**Raw data**
######
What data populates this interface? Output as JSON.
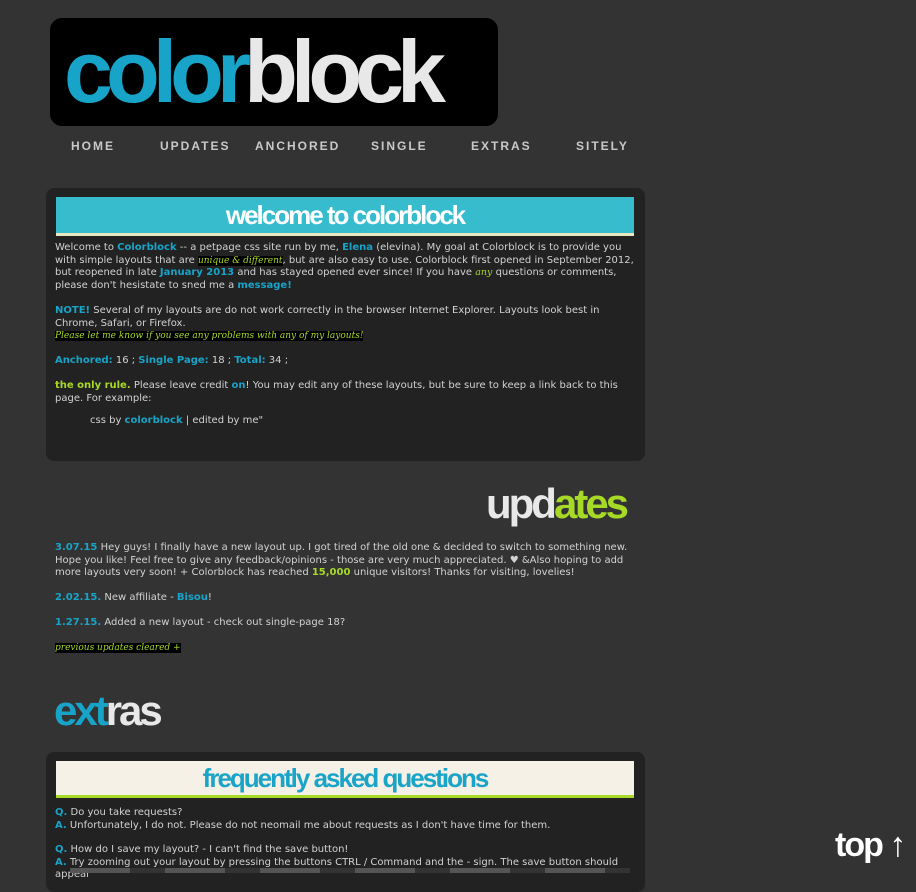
{
  "logo": {
    "part1": "color",
    "part2": "block"
  },
  "nav": [
    "HOME",
    "UPDATES",
    "ANCHORED",
    "SINGLE",
    "EXTRAS",
    "SITELY"
  ],
  "welcome": {
    "title": "welcome to colorblock",
    "p1": {
      "a": "Welcome to ",
      "b": "Colorblock",
      "c": " -- a petpage css site run by me, ",
      "d": "Elena",
      "e": " (elevina). My goal at Colorblock is to provide you with simple layouts that are ",
      "f": "unique & different",
      "g": ", but are also easy to use. Colorblock first opened in September 2012, but reopened in late ",
      "h": "January 2013",
      "i": " and has stayed opened ever since! If you have ",
      "j": "any",
      "k": " questions or comments, please don't hesistate to sned me a ",
      "l": "message!"
    },
    "note": {
      "label": "NOTE!",
      "text": " Several of my layouts are do not work correctly in the browser Internet Explorer. Layouts look best in Chrome, Safari, or Firefox.",
      "highlight": "Please let me know if you see any problems with any of my layouts!"
    },
    "counts": {
      "anchored_label": "Anchored:",
      "anchored": " 16 ; ",
      "single_label": "Single Page:",
      "single": " 18 ; ",
      "total_label": "Total:",
      "total": " 34 ;"
    },
    "rule": {
      "label": "the only rule.",
      "a": " Please leave credit ",
      "on": "on",
      "b": "! You may edit any of these layouts, but be sure to keep a link back to this page. For example:"
    },
    "credit": {
      "a": "css by ",
      "b": "colorblock",
      "c": " | edited by me\""
    }
  },
  "updates": {
    "heading1": "upd",
    "heading2": "ates",
    "entries": [
      {
        "date": "3.07.15",
        "a": " Hey guys! I finally have a new layout up. I got tired of the old one & decided to switch to something new. Hope you like! Feel free to give any feedback/opinions - those are very much appreciated. ♥ &Also hoping to add more layouts very soon! + Colorblock has reached ",
        "count": "15,000",
        "b": " unique visitors! Thanks for visiting, lovelies!"
      },
      {
        "date": "2.02.15.",
        "a": " New affiliate - ",
        "name": "Bisou",
        "b": "!"
      },
      {
        "date": "1.27.15.",
        "a": " Added a new layout - check out single-page 18?"
      }
    ],
    "cleared": "previous updates cleared +"
  },
  "extras": {
    "heading1": "ext",
    "heading2": "ras"
  },
  "faq": {
    "title": "frequently asked questions",
    "q_label": "Q.",
    "a_label": "A.",
    "items": [
      {
        "q": " Do you take requests?",
        "a": " Unfortunately, I do not. Please do not neomail me about requests as I don't have time for them."
      },
      {
        "q": " How do I save my layout? - I can't find the save button!",
        "a": " Try zooming out your layout by pressing the buttons CTRL / Command and the - sign. The save button should appear"
      }
    ]
  },
  "top_button": "top ↑",
  "colors": {
    "background": "#333333",
    "box": "#222222",
    "blue": "#17a4c8",
    "green": "#a7d927",
    "welcome_bar": "#36bccc",
    "faq_bar": "#f6f1e6"
  }
}
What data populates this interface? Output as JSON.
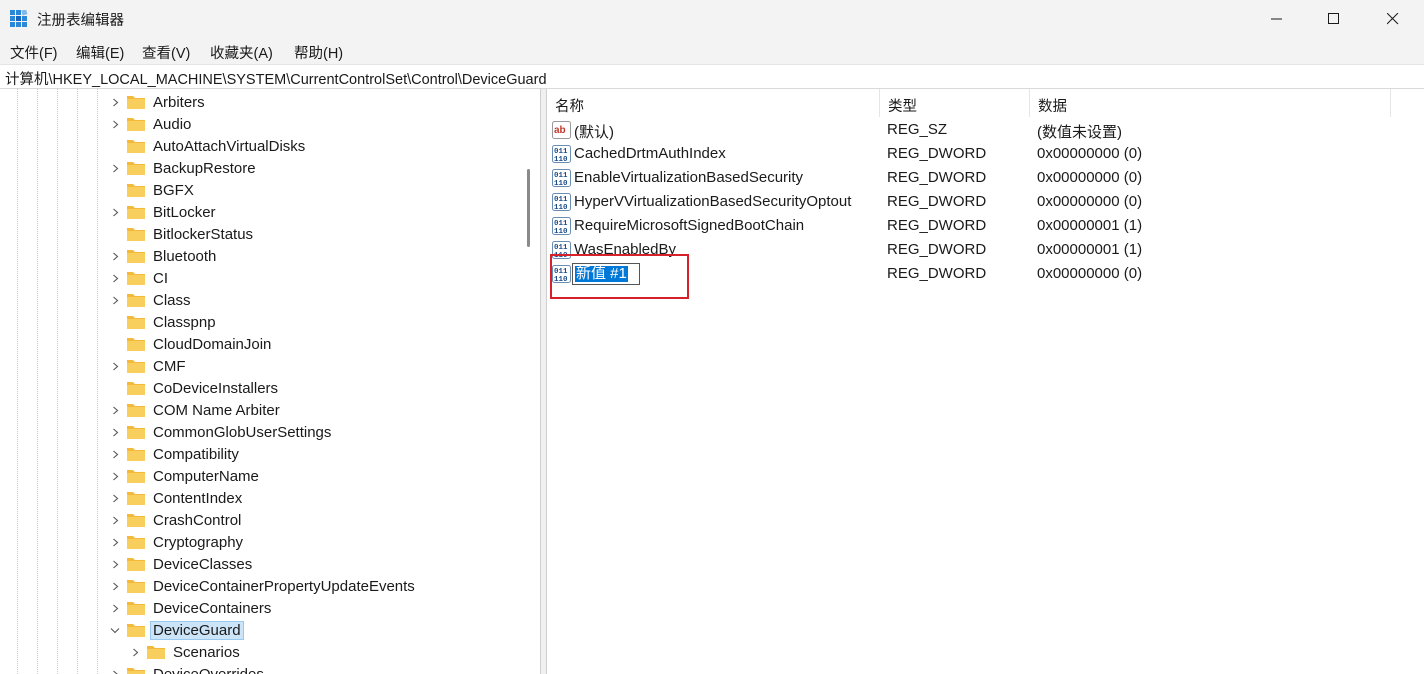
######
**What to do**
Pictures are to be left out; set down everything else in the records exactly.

**Output for this task**
What data populates this interface? Output as JSON.
{
  "logo": {
    "part1": "color",
    "part2": "block"
  },
  "nav": [
    "HOME",
    "UPDATES",
    "ANCHORED",
    "SINGLE",
    "EXTRAS",
    "SITELY"
  ],
  "welcome": {
    "title": "welcome to colorblock",
    "p1": {
      "a": "Welcome to ",
      "b": "Colorblock",
      "c": " -- a petpage css site run by me, ",
      "d": "Elena",
      "e": " (elevina). My goal at Colorblock is to provide you with simple layouts that are ",
      "f": "unique & different",
      "g": ", but are also easy to use. Colorblock first opened in September 2012, but reopened in late ",
      "h": "January 2013",
      "i": " and has stayed opened ever since! If you have ",
      "j": "any",
      "k": " questions or comments, please don't hesistate to sned me a ",
      "l": "message!"
    },
    "note": {
      "label": "NOTE!",
      "text": " Several of my layouts are do not work correctly in the browser Internet Explorer. Layouts look best in Chrome, Safari, or Firefox.",
      "highlight": "Please let me know if you see any problems with any of my layouts!"
    },
    "counts": {
      "anchored_label": "Anchored:",
      "anchored": " 16 ; ",
      "single_label": "Single Page:",
      "single": " 18 ; ",
      "total_label": "Total:",
      "total": " 34 ;"
    },
    "rule": {
      "label": "the only rule.",
      "a": " Please leave credit ",
      "on": "on",
      "b": "! You may edit any of these layouts, but be sure to keep a link back to this page. For example:"
    },
    "credit": {
      "a": "css by ",
      "b": "colorblock",
      "c": " | edited by me\""
    }
  },
  "updates": {
    "heading1": "upd",
    "heading2": "ates",
    "entries": [
      {
        "date": "3.07.15",
        "a": " Hey guys! I finally have a new layout up. I got tired of the old one & decided to switch to something new. Hope you like! Feel free to give any feedback/opinions - those are very much appreciated. ♥ &Also hoping to add more layouts very soon! + Colorblock has reached ",
        "count": "15,000",
        "b": " unique visitors! Thanks for visiting, lovelies!"
      },
      {
        "date": "2.02.15.",
        "a": " New affiliate - ",
        "name": "Bisou",
        "b": "!"
      },
      {
        "date": "1.27.15.",
        "a": " Added a new layout - check out single-page 18?"
      }
    ],
    "cleared": "previous updates cleared +"
  },
  "extras": {
    "heading1": "ext",
    "heading2": "ras"
  },
  "faq": {
    "title": "frequently asked questions",
    "q_label": "Q.",
    "a_label": "A.",
    "items": [
      {
        "q": " Do you take requests?",
        "a": " Unfortunately, I do not. Please do not neomail me about requests as I don't have time for them."
      },
      {
        "q": " How do I save my layout? - I can't find the save button!",
        "a": " Try zooming out your layout by pressing the buttons CTRL / Command and the - sign. The save button should appear"
      }
    ]
  },
  "top_button": "top ↑",
  "colors": {
    "background": "#333333",
    "box": "#222222",
    "blue": "#17a4c8",
    "green": "#a7d927",
    "welcome_bar": "#36bccc",
    "faq_bar": "#f6f1e6"
  }
}
What data populates this interface? Output as JSON.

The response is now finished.